    What is Systematic Sampling?

    Systematic sampling is similar to random sampling, but it uses a pattern for the selection of the sample.
  4. Fundamental Analysis

    What is a Representative Sample?

    In statistics, a representative sample accurately represents the make-up of various subgroups in an entire data pool.
  5. Fundamental Analysis

    Explaining the Central Limit Theorem

    Central limit theorem is a fundamental concept in probability theory.
  6. Fundamental Analysis

    Understanding the Simple Random Sample

    A simple random sample is a subset of a statistical population in which each member of the subset has an equal probability of being chosen.
  7. Investing

    How to Use Stratified Random Sampling

    Stratified random sampling is a technique best used with a sample population easily broken into distinct subgroups. Samples are then taken from each subgroup based on the ratio of the subgroup’s ...
  8. Charts & Patterns

    Advantages Of Data-Based Intraday Charts

    We take a look at these chart intervals and how we can use them to our advantage.
  9. Active Trading Fundamentals

    Hypothesis Testing in Finance: Concept & Examples

    When you're indecisive about an investment, the best way to keep a cool head might be test various hypotheses using the most relevant statistics.
  10. Retirement

    Birch Box Review: Is It Worth It?

    Learn more about the convenience of the subscription beauty box industry, and discover why the Birchbox company in particular has become so popular.
RELATED TERMS
  1. Confidence Interval

    A term used in inferential statistics that measures the probability ...
  2. Systematic Sampling

    A type of probability sampling method in which sample members ...
  3. Central Limit Theorem - CLT

    A statistical theory that states that given a sufficiently large ...
  4. Sampling

    A process used in statistical analysis in which a predetermined ...
  5. Sampling Error

    A statistical error to which an analyst exposes a model simply ...
  6. Sampling Distribution

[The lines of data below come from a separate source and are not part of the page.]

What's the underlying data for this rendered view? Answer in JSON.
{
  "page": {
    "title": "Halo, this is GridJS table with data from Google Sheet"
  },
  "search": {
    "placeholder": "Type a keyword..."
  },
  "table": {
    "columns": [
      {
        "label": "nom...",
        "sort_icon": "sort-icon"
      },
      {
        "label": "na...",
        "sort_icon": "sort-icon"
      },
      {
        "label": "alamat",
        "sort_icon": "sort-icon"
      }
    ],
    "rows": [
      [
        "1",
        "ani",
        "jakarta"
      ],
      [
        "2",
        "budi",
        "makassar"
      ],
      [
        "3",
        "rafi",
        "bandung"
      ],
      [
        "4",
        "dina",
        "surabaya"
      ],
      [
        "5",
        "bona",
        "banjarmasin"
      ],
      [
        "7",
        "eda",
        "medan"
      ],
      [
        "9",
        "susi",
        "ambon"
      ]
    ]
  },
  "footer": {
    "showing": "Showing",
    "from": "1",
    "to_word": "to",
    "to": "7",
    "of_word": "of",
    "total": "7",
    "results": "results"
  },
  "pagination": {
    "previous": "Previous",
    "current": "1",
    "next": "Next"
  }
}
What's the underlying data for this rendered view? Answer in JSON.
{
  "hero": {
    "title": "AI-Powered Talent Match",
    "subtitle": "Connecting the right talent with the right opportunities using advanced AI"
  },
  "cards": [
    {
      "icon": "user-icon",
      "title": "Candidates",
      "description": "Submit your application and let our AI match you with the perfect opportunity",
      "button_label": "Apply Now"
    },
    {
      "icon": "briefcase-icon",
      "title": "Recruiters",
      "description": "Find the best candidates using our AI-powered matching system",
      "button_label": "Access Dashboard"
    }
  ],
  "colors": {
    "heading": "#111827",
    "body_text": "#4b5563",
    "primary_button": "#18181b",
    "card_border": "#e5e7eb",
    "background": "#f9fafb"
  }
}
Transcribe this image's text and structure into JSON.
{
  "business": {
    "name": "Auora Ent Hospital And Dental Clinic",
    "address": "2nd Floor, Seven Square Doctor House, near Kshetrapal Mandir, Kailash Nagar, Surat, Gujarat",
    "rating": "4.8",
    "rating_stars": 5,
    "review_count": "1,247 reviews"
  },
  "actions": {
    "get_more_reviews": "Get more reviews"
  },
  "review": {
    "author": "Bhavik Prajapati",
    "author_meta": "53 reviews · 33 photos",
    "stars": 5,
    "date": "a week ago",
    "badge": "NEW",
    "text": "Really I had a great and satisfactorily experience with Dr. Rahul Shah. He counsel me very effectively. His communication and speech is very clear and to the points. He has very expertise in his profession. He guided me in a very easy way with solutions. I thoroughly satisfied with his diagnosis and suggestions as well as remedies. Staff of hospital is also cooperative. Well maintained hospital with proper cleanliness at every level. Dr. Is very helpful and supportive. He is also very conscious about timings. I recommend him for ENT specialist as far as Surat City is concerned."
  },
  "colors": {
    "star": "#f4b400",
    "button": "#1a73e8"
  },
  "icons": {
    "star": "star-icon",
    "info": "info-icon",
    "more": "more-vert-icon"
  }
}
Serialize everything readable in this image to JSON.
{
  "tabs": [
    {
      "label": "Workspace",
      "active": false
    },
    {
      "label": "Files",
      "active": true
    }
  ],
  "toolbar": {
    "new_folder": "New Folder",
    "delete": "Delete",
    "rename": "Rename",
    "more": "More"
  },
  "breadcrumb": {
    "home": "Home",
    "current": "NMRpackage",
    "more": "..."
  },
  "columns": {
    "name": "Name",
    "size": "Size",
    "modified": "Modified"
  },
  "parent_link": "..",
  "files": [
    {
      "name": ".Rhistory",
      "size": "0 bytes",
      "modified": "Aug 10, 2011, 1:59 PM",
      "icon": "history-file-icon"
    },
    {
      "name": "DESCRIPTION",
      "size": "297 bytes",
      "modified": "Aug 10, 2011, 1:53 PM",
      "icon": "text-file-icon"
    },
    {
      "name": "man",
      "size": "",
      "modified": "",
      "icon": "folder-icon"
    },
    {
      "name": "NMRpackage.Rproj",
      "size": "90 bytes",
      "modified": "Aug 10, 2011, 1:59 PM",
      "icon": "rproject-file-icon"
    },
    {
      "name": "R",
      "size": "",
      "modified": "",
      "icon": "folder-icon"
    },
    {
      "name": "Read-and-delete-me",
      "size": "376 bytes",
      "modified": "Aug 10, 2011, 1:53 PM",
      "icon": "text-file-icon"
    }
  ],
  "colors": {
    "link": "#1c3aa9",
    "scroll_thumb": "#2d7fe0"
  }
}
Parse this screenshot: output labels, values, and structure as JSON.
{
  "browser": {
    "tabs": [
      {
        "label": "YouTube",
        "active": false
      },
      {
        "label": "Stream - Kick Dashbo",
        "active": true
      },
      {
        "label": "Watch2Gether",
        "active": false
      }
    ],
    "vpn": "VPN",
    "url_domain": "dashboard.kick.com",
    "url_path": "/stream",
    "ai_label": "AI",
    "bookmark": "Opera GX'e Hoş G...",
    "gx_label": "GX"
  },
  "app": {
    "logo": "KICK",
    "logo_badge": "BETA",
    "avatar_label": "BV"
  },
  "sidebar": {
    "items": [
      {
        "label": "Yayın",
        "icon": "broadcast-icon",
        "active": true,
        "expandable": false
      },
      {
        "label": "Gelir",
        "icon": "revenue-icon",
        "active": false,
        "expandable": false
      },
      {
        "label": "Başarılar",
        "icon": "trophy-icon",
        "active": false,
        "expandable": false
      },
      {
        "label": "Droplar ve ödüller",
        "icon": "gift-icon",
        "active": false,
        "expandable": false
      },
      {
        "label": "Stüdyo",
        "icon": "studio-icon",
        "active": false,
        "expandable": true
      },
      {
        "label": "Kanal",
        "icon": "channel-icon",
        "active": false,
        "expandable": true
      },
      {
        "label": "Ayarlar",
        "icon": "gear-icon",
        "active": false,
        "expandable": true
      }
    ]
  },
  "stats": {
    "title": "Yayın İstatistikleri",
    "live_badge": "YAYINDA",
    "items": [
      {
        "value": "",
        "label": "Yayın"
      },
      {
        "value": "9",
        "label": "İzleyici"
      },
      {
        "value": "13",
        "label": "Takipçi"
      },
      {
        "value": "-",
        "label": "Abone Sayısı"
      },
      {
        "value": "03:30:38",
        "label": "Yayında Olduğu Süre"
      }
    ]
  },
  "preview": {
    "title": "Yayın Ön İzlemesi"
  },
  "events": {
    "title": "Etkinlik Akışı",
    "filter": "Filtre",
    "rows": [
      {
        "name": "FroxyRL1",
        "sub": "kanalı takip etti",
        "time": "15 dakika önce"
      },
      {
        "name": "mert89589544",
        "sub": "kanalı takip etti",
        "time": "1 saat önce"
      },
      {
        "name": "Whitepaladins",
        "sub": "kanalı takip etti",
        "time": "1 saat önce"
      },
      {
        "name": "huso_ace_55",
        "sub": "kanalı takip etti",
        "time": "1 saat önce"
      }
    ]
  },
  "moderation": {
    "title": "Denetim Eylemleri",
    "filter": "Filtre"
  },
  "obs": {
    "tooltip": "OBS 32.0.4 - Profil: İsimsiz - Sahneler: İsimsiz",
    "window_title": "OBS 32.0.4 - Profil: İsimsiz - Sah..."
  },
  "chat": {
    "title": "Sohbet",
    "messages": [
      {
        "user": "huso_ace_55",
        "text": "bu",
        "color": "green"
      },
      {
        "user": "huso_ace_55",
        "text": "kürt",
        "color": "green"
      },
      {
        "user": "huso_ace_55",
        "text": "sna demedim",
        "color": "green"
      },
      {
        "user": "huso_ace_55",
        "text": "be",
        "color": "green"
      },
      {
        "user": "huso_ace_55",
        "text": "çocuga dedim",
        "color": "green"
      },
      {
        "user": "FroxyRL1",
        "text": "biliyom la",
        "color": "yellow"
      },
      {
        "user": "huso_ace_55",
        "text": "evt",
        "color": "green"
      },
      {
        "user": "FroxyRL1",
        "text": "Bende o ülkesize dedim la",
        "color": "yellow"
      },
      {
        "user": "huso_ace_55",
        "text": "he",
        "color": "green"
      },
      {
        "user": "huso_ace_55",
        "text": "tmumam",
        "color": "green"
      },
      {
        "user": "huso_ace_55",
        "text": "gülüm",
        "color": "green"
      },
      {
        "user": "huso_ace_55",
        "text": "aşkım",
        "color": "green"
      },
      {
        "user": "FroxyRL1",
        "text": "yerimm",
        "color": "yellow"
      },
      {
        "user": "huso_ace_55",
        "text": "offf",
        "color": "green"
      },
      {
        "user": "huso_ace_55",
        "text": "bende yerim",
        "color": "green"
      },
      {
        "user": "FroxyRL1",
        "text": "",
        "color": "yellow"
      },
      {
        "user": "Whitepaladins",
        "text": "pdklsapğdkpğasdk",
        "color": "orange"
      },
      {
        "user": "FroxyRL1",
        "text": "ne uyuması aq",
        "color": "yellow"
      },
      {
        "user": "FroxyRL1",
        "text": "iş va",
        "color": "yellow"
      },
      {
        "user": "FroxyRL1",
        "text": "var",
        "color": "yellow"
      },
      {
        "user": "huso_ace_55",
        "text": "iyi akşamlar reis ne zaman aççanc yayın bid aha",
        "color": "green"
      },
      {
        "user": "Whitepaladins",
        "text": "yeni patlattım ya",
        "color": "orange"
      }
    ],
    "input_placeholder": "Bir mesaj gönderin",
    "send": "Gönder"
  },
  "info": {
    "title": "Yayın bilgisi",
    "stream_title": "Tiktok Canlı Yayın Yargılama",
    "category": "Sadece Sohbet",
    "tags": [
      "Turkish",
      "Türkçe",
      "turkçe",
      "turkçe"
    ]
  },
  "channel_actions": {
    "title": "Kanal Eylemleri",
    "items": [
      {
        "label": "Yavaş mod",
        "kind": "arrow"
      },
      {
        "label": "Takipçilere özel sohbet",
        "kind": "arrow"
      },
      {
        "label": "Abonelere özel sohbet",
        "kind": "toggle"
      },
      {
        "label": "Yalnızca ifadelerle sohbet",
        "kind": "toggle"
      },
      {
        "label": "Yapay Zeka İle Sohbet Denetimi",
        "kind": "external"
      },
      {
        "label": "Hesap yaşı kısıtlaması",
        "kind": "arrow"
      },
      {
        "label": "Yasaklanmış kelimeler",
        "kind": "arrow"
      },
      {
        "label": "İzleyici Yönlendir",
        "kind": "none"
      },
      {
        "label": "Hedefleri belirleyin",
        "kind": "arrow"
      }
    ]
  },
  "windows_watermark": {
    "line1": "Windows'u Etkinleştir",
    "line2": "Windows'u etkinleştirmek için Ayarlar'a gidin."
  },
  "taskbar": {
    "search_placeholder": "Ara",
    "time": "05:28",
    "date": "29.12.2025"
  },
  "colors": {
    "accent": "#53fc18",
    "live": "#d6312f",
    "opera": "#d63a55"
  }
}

    A probability distribution of a statistic obtained through a ...
RELATED FAQS
  1. What is the difference between systematic sampling and cluster sampling?

    Learn about the differences between systematic sampling and cluster sampling, including how the samples are created for each ... Read Answer >>
  2. What's the difference between a confidence level and a confidence interval in Value ...

    Learn about the value at risk, how confidence intervals and confidence levels are used to interpret the value at risk and ... Read Answer >>
  3. How can a representative sample lead to sampling bias?

    Learn how using representative samples alone is not enough to make sampling bias negligible and why elements such as randomization ... Read Answer >>
  4. What's the difference between a representative sample and a convenience sample?

    Learn the difference between convenience sampling and representative sampling and the advantages and disadvantages of each ... Read Answer >>
  5. What's the difference between a representative sample and a random sample?

    Explore the differences between representative samples and random samples, and discover how they are often used in tandem ... Read Answer >>
  6. What percentage of the population do you need in a representative sample?

    Learn about representative samples and how they are used in conjunction with other strategies to create useful data with ... Read Answer >>
Hot Definitions
  1. Labor Market

    The labor market refers to the supply and demand for labor, in which employees provide the supply and employers the demand. ...
  2. Demand Curve

    The demand curve is a graphical representation of the relationship between the price of a good or service and the quantity ...
  3. Goldilocks Economy

    An economy that is not so hot that it causes inflation, and not so cold that it causes a recession. This term is used to ...
  4. White Squire

    Very similar to a "white knight", but instead of purchasing a majority interest, the squire purchases a lesser interest in ...
  5. MACD Technical Indicator

    Moving Average Convergence Divergence (or MACD) is a trend-following momentum indicator that shows the relationship between ...
  6. Over-The-Counter - OTC

    Over-The-Counter (or OTC) is a security traded in some context other than on a formal exchange such as the NYSE, TSX, AMEX, ...
Trading Center